A fundraising group for the partisan “audit” of Maricopa County, Arizona’s 2020 election results will now reportedly play a role in selecting the people counting Arizonans’ ballots.
The group, backed by ex-Overstock CEO Patrick Byrne, will handle background checks and non-disclosure agreements for audit workers, the Arizona Republic reported Saturday based on an email it obtained.
The audit was authorized and funded in part by Arizona’s Republican-controlled state Senate, but in practice is being led by contractors fueled by private donations.
Byrne, part of a chorus of Trump dead-enders who claim the former president’s second term was stolen, has been promoting the fundraiser for Arizona’s audit for weeks. He established the group, The America Project, which is behind FundTheAudit.com, the site linked in the email reported by the Republic.
According to that email, the audit is also requiring that workers be registered Maricopa County voters who participated in the 2020 election, though it’s unclear if these are new requirements, the Republic noted.
Despite substantial fundraising for the audit by Byrne and others — the ex-CEO has personally committed $1 million to the audit effort, the report noted — the email emphasized the need for volunteers, not paid workers.
Ballot counting in the audit was set to resume Monday after the process took a week off for a string of high school graduations that had been previously scheduled in the audit venue, Veteran’s Memorial Coliseum at the Arizona State Fairgrounds.
Maricopa County officials have grown increasingly vocal in their opposition to the audit, which has moved slowly and elicited concerns from observers that it will lead to an inaccurate count.
On Friday, the Republican chair of the county’s board of supervisors, Jack Sellers, instructed the Republican-controlled state Senate to preserve documents for a potential lawsuit.

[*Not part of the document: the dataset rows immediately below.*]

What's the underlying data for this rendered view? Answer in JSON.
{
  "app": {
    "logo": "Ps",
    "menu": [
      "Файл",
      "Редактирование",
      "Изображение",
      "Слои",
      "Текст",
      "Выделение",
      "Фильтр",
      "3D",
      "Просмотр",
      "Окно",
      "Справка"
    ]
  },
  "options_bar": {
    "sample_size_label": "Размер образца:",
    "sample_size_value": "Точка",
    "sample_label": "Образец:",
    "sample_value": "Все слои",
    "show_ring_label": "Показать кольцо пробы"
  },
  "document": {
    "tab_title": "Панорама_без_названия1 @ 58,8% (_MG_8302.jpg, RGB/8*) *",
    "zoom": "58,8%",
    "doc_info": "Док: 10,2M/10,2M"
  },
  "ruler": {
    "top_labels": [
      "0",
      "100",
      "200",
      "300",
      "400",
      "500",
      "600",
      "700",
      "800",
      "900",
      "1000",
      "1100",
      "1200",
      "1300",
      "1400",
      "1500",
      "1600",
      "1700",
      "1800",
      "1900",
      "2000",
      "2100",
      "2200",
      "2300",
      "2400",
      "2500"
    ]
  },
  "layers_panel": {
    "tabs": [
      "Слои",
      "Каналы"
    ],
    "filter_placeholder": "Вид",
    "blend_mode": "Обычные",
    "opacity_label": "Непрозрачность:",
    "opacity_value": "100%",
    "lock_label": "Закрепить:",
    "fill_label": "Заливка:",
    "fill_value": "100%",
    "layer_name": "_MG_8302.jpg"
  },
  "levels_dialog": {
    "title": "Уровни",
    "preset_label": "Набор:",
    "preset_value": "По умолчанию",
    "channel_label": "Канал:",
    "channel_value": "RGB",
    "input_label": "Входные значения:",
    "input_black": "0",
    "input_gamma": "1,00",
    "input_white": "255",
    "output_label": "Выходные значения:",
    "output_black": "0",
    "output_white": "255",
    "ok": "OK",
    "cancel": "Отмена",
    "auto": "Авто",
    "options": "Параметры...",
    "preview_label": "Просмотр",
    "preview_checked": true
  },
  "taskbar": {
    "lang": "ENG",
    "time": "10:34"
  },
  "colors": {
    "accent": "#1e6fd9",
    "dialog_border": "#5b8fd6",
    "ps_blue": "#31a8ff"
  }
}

The audit’s Twitter account had earlier accused the Senate of “spoliation of evidence!” over audit leaders’ accusation that the county deleted a file directory in the cache of information handed over for the review. Within days, though, auditors said they had recovered the directory they claimed was missing.